◆ Aim of the task:
Each entry below must appear in the output exactly as written.

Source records
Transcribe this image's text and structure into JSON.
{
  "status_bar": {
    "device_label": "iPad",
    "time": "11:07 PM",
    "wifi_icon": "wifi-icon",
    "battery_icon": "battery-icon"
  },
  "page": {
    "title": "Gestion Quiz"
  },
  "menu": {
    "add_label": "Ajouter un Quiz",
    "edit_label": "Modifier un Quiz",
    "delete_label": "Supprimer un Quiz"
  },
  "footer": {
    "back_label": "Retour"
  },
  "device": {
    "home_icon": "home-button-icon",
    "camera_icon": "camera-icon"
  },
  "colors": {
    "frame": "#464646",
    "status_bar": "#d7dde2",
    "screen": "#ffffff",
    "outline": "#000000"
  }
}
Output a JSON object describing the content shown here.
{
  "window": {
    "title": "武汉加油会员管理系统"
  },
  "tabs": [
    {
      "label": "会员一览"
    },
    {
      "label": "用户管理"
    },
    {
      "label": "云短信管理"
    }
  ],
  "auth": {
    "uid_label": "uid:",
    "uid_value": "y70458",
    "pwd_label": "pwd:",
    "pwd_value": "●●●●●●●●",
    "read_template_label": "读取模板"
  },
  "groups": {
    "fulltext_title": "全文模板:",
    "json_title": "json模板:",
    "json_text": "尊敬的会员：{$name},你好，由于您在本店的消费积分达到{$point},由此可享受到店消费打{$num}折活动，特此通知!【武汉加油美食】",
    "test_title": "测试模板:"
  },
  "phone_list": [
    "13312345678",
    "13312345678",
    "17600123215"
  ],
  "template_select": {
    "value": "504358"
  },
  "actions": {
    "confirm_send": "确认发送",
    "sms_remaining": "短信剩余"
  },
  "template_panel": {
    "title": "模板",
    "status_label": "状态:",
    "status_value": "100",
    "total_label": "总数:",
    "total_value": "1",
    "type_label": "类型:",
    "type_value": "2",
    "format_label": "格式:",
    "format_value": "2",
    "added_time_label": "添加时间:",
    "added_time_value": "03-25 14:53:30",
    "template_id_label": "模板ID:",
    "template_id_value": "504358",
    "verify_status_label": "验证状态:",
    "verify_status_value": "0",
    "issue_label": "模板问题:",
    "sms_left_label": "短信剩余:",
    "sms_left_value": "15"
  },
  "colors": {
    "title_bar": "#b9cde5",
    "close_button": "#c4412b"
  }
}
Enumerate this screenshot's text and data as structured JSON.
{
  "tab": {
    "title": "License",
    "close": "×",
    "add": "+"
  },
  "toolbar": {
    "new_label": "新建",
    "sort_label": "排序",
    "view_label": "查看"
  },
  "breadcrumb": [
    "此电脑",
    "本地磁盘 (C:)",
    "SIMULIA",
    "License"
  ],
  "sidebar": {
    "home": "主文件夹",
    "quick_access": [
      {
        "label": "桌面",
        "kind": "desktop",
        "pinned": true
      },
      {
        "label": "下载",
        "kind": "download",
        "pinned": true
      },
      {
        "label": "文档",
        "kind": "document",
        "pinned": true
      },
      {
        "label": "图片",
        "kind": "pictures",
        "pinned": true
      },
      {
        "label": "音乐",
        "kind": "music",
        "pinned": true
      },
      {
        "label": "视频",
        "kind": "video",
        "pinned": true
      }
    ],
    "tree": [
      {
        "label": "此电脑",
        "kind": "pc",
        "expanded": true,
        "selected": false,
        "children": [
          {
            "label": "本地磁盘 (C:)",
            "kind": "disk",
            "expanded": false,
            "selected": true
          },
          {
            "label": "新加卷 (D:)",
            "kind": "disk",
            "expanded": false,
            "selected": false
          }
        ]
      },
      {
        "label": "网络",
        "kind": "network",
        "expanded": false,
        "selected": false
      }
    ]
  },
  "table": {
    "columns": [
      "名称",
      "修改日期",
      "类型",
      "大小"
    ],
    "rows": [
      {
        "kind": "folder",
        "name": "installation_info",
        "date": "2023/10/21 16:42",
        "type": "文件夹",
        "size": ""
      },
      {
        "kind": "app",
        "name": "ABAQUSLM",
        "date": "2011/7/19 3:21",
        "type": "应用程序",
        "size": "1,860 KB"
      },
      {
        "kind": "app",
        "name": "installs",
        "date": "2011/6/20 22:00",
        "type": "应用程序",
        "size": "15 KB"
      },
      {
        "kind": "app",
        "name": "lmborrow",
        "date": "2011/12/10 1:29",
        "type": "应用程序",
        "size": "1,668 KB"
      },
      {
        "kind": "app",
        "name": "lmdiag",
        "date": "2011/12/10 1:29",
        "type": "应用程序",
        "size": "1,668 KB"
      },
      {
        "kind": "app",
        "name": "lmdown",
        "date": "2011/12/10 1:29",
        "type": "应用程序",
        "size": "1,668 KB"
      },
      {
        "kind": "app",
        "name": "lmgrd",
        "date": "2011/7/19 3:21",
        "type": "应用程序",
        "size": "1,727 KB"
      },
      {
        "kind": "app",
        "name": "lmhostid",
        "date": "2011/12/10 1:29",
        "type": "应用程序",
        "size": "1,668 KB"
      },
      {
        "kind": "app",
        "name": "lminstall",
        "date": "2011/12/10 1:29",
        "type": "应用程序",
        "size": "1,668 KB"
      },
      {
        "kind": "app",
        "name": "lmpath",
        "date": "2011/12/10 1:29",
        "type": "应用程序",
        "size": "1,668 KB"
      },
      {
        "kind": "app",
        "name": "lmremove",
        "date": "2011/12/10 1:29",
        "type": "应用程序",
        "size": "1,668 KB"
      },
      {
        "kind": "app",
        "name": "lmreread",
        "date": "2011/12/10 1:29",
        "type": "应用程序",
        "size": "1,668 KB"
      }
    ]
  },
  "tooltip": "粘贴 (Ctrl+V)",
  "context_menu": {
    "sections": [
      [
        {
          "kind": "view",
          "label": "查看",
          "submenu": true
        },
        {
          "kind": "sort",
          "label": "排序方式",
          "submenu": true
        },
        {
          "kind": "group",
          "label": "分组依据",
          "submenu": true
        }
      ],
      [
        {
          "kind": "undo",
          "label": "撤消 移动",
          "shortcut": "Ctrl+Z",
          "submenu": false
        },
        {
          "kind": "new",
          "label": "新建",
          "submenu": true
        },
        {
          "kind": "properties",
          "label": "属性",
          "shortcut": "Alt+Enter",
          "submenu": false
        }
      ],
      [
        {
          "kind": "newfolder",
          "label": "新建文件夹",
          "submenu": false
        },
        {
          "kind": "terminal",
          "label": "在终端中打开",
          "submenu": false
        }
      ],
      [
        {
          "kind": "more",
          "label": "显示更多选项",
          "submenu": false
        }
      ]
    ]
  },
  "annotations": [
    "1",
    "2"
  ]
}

◆ Answer box:
Transcribe this image's text and structure into JSON.
{
  "status_bar": {
    "device_label": "iPad",
    "time": "11:07 PM",
    "wifi_icon": "wifi-icon",
    "battery_icon": "battery-icon"
  },
  "page": {
    "title": "Gestion Quiz"
  },
  "menu": {
    "add_label": "Ajouter un Quiz",
    "edit_label": "Modifier un Quiz",
    "delete_label": "Supprimer un Quiz"
  },
  "footer": {
    "back_label": "Retour"
  },
  "device": {
    "home_icon": "home-button-icon",
    "camera_icon": "camera-icon"
  },
  "colors": {
    "frame": "#464646",
    "status_bar": "#d7dde2",
    "screen": "#ffffff",
    "outline": "#000000"
  }
}
Output a JSON object describing the content shown here.
{
  "window": {
    "title": "武汉加油会员管理系统"
  },
  "tabs": [
    {
      "label": "会员一览"
    },
    {
      "label": "用户管理"
    },
    {
      "label": "云短信管理"
    }
  ],
  "auth": {
    "uid_label": "uid:",
    "uid_value": "y70458",
    "pwd_label": "pwd:",
    "pwd_value": "●●●●●●●●",
    "read_template_label": "读取模板"
  },
  "groups": {
    "fulltext_title": "全文模板:",
    "json_title": "json模板:",
    "json_text": "尊敬的会员：{$name},你好，由于您在本店的消费积分达到{$point},由此可享受到店消费打{$num}折活动，特此通知!【武汉加油美食】",
    "test_title": "测试模板:"
  },
  "phone_list": [
    "13312345678",
    "13312345678",
    "17600123215"
  ],
  "template_select": {
    "value": "504358"
  },
  "actions": {
    "confirm_send": "确认发送",
    "sms_remaining": "短信剩余"
  },
  "template_panel": {
    "title": "模板",
    "status_label": "状态:",
    "status_value": "100",
    "total_label": "总数:",
    "total_value": "1",
    "type_label": "类型:",
    "type_value": "2",
    "format_label": "格式:",
    "format_value": "2",
    "added_time_label": "添加时间:",
    "added_time_value": "03-25 14:53:30",
    "template_id_label": "模板ID:",
    "template_id_value": "504358",
    "verify_status_label": "验证状态:",
    "verify_status_value": "0",
    "issue_label": "模板问题:",
    "sms_left_label": "短信剩余:",
    "sms_left_value": "15"
  },
  "colors": {
    "title_bar": "#b9cde5",
    "close_button": "#c4412b"
  }
}
Enumerate this screenshot's text and data as structured JSON.
{
  "tab": {
    "title": "License",
    "close": "×",
    "add": "+"
  },
  "toolbar": {
    "new_label": "新建",
    "sort_label": "排序",
    "view_label": "查看"
  },
  "breadcrumb": [
    "此电脑",
    "本地磁盘 (C:)",
    "SIMULIA",
    "License"
  ],
  "sidebar": {
    "home": "主文件夹",
    "quick_access": [
      {
        "label": "桌面",
        "kind": "desktop",
        "pinned": true
      },
      {
        "label": "下载",
        "kind": "download",
        "pinned": true
      },
      {
        "label": "文档",
        "kind": "document",
        "pinned": true
      },
      {
        "label": "图片",
        "kind": "pictures",
        "pinned": true
      },
      {
        "label": "音乐",
        "kind": "music",
        "pinned": true
      },
      {
        "label": "视频",
        "kind": "video",
        "pinned": true
      }
    ],
    "tree": [
      {
        "label": "此电脑",
        "kind": "pc",
        "expanded": true,
        "selected": false,
        "children": [
          {
            "label": "本地磁盘 (C:)",
            "kind": "disk",
            "expanded": false,
            "selected": true
          },
          {
            "label": "新加卷 (D:)",
            "kind": "disk",
            "expanded": false,
            "selected": false
          }
        ]
      },
      {
        "label": "网络",
        "kind": "network",
        "expanded": false,
        "selected": false
      }
    ]
  },
  "table": {
    "columns": [
      "名称",
      "修改日期",
      "类型",
      "大小"
    ],
    "rows": [
      {
        "kind": "folder",
        "name": "installation_info",
        "date": "2023/10/21 16:42",
        "type": "文件夹",
        "size": ""
      },
      {
        "kind": "app",
        "name": "ABAQUSLM",
        "date": "2011/7/19 3:21",
        "type": "应用程序",
        "size": "1,860 KB"
      },
      {
        "kind": "app",
        "name": "installs",
        "date": "2011/6/20 22:00",
        "type": "应用程序",
        "size": "15 KB"
      },
      {
        "kind": "app",
        "name": "lmborrow",
        "date": "2011/12/10 1:29",
        "type": "应用程序",
        "size": "1,668 KB"
      },
      {
        "kind": "app",
        "name": "lmdiag",
        "date": "2011/12/10 1:29",
        "type": "应用程序",
        "size": "1,668 KB"
      },
      {
        "kind": "app",
        "name": "lmdown",
        "date": "2011/12/10 1:29",
        "type": "应用程序",
        "size": "1,668 KB"
      },
      {
        "kind": "app",
        "name": "lmgrd",
        "date": "2011/7/19 3:21",
        "type": "应用程序",
        "size": "1,727 KB"
      },
      {
        "kind": "app",
        "name": "lmhostid",
        "date": "2011/12/10 1:29",
        "type": "应用程序",
        "size": "1,668 KB"
      },
      {
        "kind": "app",
        "name": "lminstall",
        "date": "2011/12/10 1:29",
        "type": "应用程序",
        "size": "1,668 KB"
      },
      {
        "kind": "app",
        "name": "lmpath",
        "date": "2011/12/10 1:29",
        "type": "应用程序",
        "size": "1,668 KB"
      },
      {
        "kind": "app",
        "name": "lmremove",
        "date": "2011/12/10 1:29",
        "type": "应用程序",
        "size": "1,668 KB"
      },
      {
        "kind": "app",
        "name": "lmreread",
        "date": "2011/12/10 1:29",
        "type": "应用程序",
        "size": "1,668 KB"
      }
    ]
  },
  "tooltip": "粘贴 (Ctrl+V)",
  "context_menu": {
    "sections": [
      [
        {
          "kind": "view",
          "label": "查看",
          "submenu": true
        },
        {
          "kind": "sort",
          "label": "排序方式",
          "submenu": true
        },
        {
          "kind": "group",
          "label": "分组依据",
          "submenu": true
        }
      ],
      [
        {
          "kind": "undo",
          "label": "撤消 移动",
          "shortcut": "Ctrl+Z",
          "submenu": false
        },
        {
          "kind": "new",
          "label": "新建",
          "submenu": true
        },
        {
          "kind": "properties",
          "label": "属性",
          "shortcut": "Alt+Enter",
          "submenu": false
        }
      ],
      [
        {
          "kind": "newfolder",
          "label": "新建文件夹",
          "submenu": false
        },
        {
          "kind": "terminal",
          "label": "在终端中打开",
          "submenu": false
        }
      ],
      [
        {
          "kind": "more",
          "label": "显示更多选项",
          "submenu": false
        }
      ]
    ]
  },
  "annotations": [
    "1",
    "2"
  ]
}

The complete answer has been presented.